Person:William Brown (561)

William Brown, of Paxtang
b.30 Jun 1720 At Sea
  1. William Brown, of Paxtang1720 -
  2. Matthew BROWN1732 - 1777
Facts and Events
Name William Brown, of Paxtang
Gender Male
Birth? 30 Jun 1720 At Sea
  1.   McAlarney, Mathias Wilson. History of the Sesqui-Centennial of Paxtang Church, September 18,1890. (Harrisburg, Pennsylvania: Harrisburg Publishing Company, 1890)
    Page 329, 330.

    William Brown, was born at sea June 30, 1720, and was the son of John and Hannah Brown, who emigrated from Scotland to Paxtang in 1720. He was a prominent actor in Provincial and Revolutionary times, a representative man on the frontier, and a zealous Covenanter. At his own expense he visited Ireland and Scotland on behalf of his religious brethen to procure a supply of ministers, and brought over the celebrated Rev. Messrs. Lind and Dobbin, who subsequently, with the Rev. John Cuthbertson, organized at Paxtang, at the little church built by him near his residence, the Reformed Presbyterian Presbytery of America. Brown’s church was situated on the Jonestown road near the present school-house, and until within a few years the foundations were distinctly visible. There was no grave-yard attached to the church, the Browns and other members burying in Paxtang. It was occupied as a church for less than twenty years, when, from an item in the Oracle of Dauphin, we learn that “on the 11th of September, 1795, James Byers and James Wilson, Executors of William Brown, Esq., of Paxtang, offered for sale a log house, near the residence of Mr. Brown, formerly occupied as a house of worship by the Rev. Matthew Lind,” and it was then sold. Mr. Brown represented Paxtang at the meeting of the General Committee at Lancaster in 1774, was a member of the Assembly in 1776, and during its sessions proposed the general Emancipation of slaves within the Commonwealth, a measure not very favorably received at the time, but subsequently adopted. He served again in the Assembly in 1784; was a member of the Board of Property in 1785. A Commissioner to superintend the drawing of the Donation Land Lottery in 1786. He was an active and public spirited citizen, of unquestioned piety, and kind hearted and generous. The Rev. Matthew Brown, D. D., first President of Washington College, and afterwards President of Jefferson College, was adopted and educated by him. He was a son of his brother Matthew Brown.

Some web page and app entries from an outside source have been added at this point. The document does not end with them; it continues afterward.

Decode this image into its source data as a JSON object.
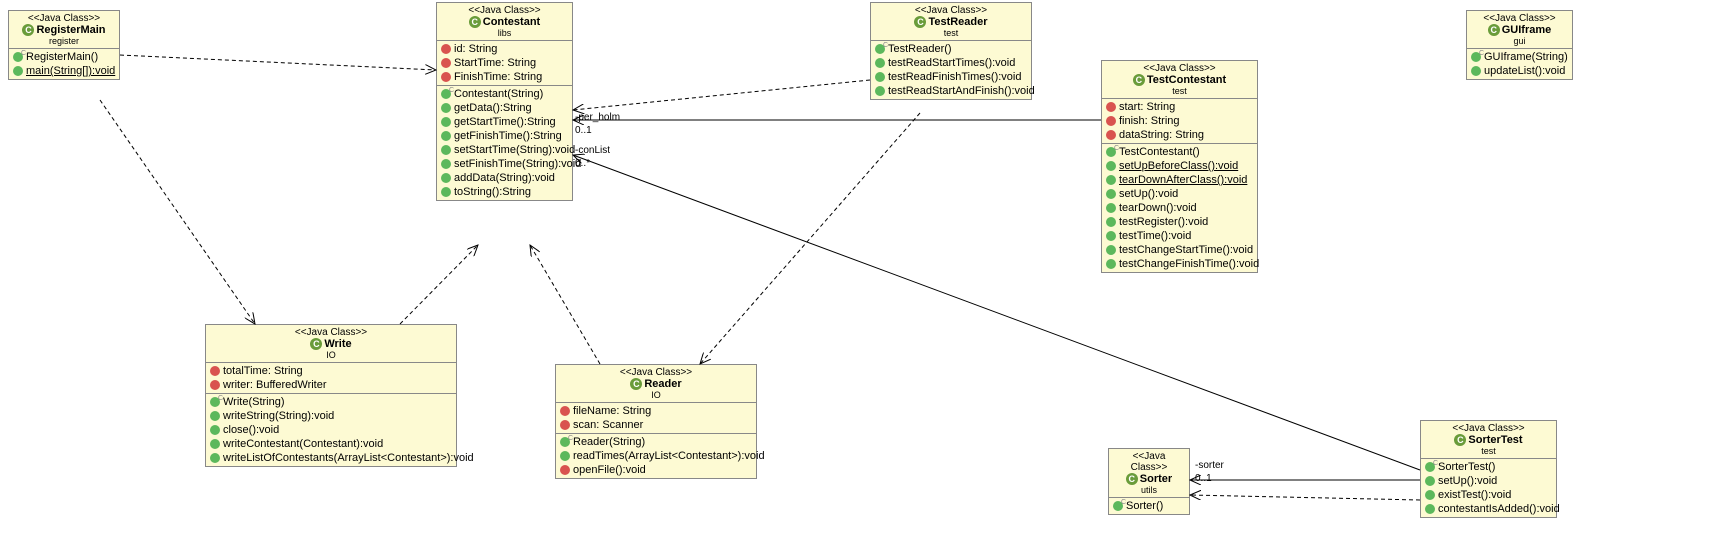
{
  "stereotype": "<<Java Class>>",
  "classes": {
    "registerMain": {
      "name": "RegisterMain",
      "package": "register",
      "attributes": [],
      "operations": [
        {
          "vis": "constructor",
          "sig": "RegisterMain()"
        },
        {
          "vis": "public",
          "sig": "main(String[]):void",
          "static": true
        }
      ]
    },
    "contestant": {
      "name": "Contestant",
      "package": "libs",
      "attributes": [
        {
          "vis": "private",
          "sig": "id: String"
        },
        {
          "vis": "private",
          "sig": "StartTime: String"
        },
        {
          "vis": "private",
          "sig": "FinishTime: String"
        }
      ],
      "operations": [
        {
          "vis": "constructor",
          "sig": "Contestant(String)"
        },
        {
          "vis": "public",
          "sig": "getData():String"
        },
        {
          "vis": "public",
          "sig": "getStartTime():String"
        },
        {
          "vis": "public",
          "sig": "getFinishTime():String"
        },
        {
          "vis": "public",
          "sig": "setStartTime(String):void"
        },
        {
          "vis": "public",
          "sig": "setFinishTime(String):void"
        },
        {
          "vis": "public",
          "sig": "addData(String):void"
        },
        {
          "vis": "public",
          "sig": "toString():String"
        }
      ]
    },
    "testReader": {
      "name": "TestReader",
      "package": "test",
      "attributes": [],
      "operations": [
        {
          "vis": "constructor",
          "sig": "TestReader()"
        },
        {
          "vis": "public",
          "sig": "testReadStartTimes():void"
        },
        {
          "vis": "public",
          "sig": "testReadFinishTimes():void"
        },
        {
          "vis": "public",
          "sig": "testReadStartAndFinish():void"
        }
      ]
    },
    "testContestant": {
      "name": "TestContestant",
      "package": "test",
      "attributes": [
        {
          "vis": "private",
          "sig": "start: String"
        },
        {
          "vis": "private",
          "sig": "finish: String"
        },
        {
          "vis": "private",
          "sig": "dataString: String"
        }
      ],
      "operations": [
        {
          "vis": "constructor",
          "sig": "TestContestant()"
        },
        {
          "vis": "public",
          "sig": "setUpBeforeClass():void",
          "static": true
        },
        {
          "vis": "public",
          "sig": "tearDownAfterClass():void",
          "static": true
        },
        {
          "vis": "public",
          "sig": "setUp():void"
        },
        {
          "vis": "public",
          "sig": "tearDown():void"
        },
        {
          "vis": "public",
          "sig": "testRegister():void"
        },
        {
          "vis": "public",
          "sig": "testTime():void"
        },
        {
          "vis": "public",
          "sig": "testChangeStartTime():void"
        },
        {
          "vis": "public",
          "sig": "testChangeFinishTime():void"
        }
      ]
    },
    "guiFrame": {
      "name": "GUIframe",
      "package": "gui",
      "attributes": [],
      "operations": [
        {
          "vis": "constructor",
          "sig": "GUIframe(String)"
        },
        {
          "vis": "public",
          "sig": "updateList():void"
        }
      ]
    },
    "write": {
      "name": "Write",
      "package": "IO",
      "attributes": [
        {
          "vis": "static-field",
          "sig": "totalTime: String"
        },
        {
          "vis": "private",
          "sig": "writer: BufferedWriter"
        }
      ],
      "operations": [
        {
          "vis": "constructor",
          "sig": "Write(String)"
        },
        {
          "vis": "public",
          "sig": "writeString(String):void"
        },
        {
          "vis": "public",
          "sig": "close():void"
        },
        {
          "vis": "public",
          "sig": "writeContestant(Contestant):void"
        },
        {
          "vis": "public",
          "sig": "writeListOfContestants(ArrayList<Contestant>):void"
        }
      ]
    },
    "reader": {
      "name": "Reader",
      "package": "IO",
      "attributes": [
        {
          "vis": "private",
          "sig": "fileName: String"
        },
        {
          "vis": "private",
          "sig": "scan: Scanner"
        }
      ],
      "operations": [
        {
          "vis": "constructor",
          "sig": "Reader(String)"
        },
        {
          "vis": "public",
          "sig": "readTimes(ArrayList<Contestant>):void"
        },
        {
          "vis": "private",
          "sig": "openFile():void"
        }
      ]
    },
    "sorter": {
      "name": "Sorter",
      "package": "utils",
      "attributes": [],
      "operations": [
        {
          "vis": "constructor",
          "sig": "Sorter()"
        }
      ]
    },
    "sorterTest": {
      "name": "SorterTest",
      "package": "test",
      "attributes": [],
      "operations": [
        {
          "vis": "constructor",
          "sig": "SorterTest()"
        },
        {
          "vis": "public",
          "sig": "setUp():void"
        },
        {
          "vis": "public",
          "sig": "existTest():void"
        },
        {
          "vis": "public",
          "sig": "contestantIsAdded():void"
        }
      ]
    }
  },
  "associations": {
    "perHolm": {
      "label": "-per_holm",
      "mult": "0..1"
    },
    "conList": {
      "label": "-conList",
      "mult": "0..*"
    },
    "sorter": {
      "label": "-sorter",
      "mult": "0..1"
    }
  }
}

  2.   BROWN, WILLIAM, of Dauphin county, was born in 1733, on the Swatara, in Lancaster county, Pennsylvania. His grandfather, James Brown, came with his brother John Brown from the north of Ireland to Pennsylvania in 1720, and, while he settled on the Swatara, subsequently Hanover township, the latter located in Paxtang township, in Lancaster county. John Brown was the father of another William Brown, no less eminent than his distinguished cousin. The former was designated as “William Brown, of Paxtang,” while the subject of our sketch as “Captain William Brown.” He was educated at the school of Rev. John Blair, became quite prominent on the frontiers, and was an officer in Rev. Colonel Elder’s battalion of rangers during the French and Indian war. He was one of the prime movers at the Hanover meeting of June 4, 1774, and probably the author of the celebrated resolutions there passed. He recruited a company of Associators, and was in active service during the Jersey campaign of 1776, as well in and around Philadelphia in 1777 and 1778. In 1779 he commanded a company of rangers in the expedition to the West Branch against the Indians and Tories, who were threatening the exposed frontiers. He was a delegate to the Pennsylvania convention to ratify the federal constitution of 1787, but did not sign the ratification. He was a member of the State constitutional convention of 1789-90, and under that instrument represented his county in the Legislature in 1792 and 1793. He was chosen one of the Presidential electors in 1797, voting for Mr. Jefferson. Captain Brown died July 20, 1808, at the age of seventy-five.